- Food bars or fat hung up or rubbed into the bark of trees is a great help for treecreepers, goldcrests and many other species.
- For every obvious crossbill, razorbill, greenfinch, woodpecker, warbler, treecreeper, swift or flycatcher there is a mysterious wigeon, garganey, gadwall, bittern, siskin, pipit, shrike or twite.
- Other victims have included young treecreepers and house sparrows.
- At one time treecreepers appeared regularly in our garden, often in company with mixed parties of roving tits and goldcrests.
English has borrowed many of the following foreign expressions of parting, so you’ve probably encountered some of these ways to say goodbye in other languages.
Many words formed by the addition of the suffix –ster are now obsolete - which ones are due a resurgence?

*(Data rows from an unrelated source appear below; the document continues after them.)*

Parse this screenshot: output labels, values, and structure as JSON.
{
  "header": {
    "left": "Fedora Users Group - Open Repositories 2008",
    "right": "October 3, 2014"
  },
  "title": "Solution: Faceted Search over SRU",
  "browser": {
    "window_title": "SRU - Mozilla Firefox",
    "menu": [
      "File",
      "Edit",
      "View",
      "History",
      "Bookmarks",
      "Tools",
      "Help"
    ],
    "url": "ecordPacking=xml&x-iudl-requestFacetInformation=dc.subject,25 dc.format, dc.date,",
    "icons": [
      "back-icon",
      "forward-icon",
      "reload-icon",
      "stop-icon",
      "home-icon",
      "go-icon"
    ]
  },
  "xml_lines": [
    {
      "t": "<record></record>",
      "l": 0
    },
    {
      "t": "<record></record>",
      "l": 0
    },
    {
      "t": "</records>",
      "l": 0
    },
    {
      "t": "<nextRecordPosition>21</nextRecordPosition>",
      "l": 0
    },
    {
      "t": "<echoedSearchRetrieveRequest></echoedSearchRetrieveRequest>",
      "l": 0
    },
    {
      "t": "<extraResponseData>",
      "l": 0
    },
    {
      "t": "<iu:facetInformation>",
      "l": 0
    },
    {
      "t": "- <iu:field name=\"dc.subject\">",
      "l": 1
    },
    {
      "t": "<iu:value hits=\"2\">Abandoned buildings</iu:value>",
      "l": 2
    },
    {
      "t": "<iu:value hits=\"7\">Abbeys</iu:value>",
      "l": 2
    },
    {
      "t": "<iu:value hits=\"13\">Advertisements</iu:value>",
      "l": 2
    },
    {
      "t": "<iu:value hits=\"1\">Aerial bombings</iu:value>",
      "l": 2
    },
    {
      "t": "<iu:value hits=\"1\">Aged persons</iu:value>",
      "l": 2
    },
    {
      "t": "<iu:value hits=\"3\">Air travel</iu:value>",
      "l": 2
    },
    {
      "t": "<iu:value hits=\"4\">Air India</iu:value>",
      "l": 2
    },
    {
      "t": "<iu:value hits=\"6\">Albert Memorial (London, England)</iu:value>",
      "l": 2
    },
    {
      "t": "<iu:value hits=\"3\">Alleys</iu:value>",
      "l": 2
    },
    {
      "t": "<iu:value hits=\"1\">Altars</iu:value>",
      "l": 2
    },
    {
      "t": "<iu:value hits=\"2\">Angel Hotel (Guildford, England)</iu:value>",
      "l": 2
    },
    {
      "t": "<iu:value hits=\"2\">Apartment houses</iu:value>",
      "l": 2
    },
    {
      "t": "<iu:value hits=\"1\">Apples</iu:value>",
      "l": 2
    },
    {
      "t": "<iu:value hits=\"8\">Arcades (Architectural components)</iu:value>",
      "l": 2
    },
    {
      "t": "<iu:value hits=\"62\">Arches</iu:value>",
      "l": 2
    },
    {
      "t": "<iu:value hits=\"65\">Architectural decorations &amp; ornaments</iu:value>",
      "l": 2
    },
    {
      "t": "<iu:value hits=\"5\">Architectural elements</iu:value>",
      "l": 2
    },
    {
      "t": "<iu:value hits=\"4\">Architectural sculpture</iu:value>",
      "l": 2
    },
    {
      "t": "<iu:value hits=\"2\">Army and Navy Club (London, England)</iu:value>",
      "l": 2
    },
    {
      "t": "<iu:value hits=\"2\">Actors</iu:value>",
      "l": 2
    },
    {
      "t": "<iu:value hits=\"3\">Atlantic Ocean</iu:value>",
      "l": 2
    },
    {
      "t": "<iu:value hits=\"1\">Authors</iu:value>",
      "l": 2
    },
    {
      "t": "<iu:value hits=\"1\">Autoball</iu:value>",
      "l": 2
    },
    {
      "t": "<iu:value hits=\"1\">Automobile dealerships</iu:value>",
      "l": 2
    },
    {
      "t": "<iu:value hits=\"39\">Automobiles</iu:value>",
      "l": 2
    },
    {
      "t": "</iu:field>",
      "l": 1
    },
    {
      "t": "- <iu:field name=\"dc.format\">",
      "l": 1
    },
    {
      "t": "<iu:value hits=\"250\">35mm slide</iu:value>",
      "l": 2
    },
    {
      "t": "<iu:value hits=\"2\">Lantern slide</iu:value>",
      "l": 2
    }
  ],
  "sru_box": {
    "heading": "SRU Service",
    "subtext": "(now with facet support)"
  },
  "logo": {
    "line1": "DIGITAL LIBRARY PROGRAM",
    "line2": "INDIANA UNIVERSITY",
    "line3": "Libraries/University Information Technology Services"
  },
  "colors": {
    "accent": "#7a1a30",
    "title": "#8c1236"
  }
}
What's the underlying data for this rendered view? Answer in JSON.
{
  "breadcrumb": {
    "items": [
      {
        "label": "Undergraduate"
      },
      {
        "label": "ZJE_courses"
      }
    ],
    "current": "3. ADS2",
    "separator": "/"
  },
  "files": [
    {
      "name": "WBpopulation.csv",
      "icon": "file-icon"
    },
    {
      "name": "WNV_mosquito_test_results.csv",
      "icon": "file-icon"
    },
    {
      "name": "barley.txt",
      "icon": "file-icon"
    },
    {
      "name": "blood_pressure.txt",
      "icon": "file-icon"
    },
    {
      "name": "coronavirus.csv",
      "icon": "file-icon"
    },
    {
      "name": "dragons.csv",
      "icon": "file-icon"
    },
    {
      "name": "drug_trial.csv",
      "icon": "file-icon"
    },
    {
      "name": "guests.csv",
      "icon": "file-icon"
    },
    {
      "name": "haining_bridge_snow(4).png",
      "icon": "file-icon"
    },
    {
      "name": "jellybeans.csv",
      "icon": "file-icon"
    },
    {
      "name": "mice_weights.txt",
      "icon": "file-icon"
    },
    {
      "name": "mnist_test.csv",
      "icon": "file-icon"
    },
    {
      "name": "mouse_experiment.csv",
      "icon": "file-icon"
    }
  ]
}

As their breed names often attest, dogs are a truly international bunch. Let’s take a look at 12 different dog breed names and their backstories.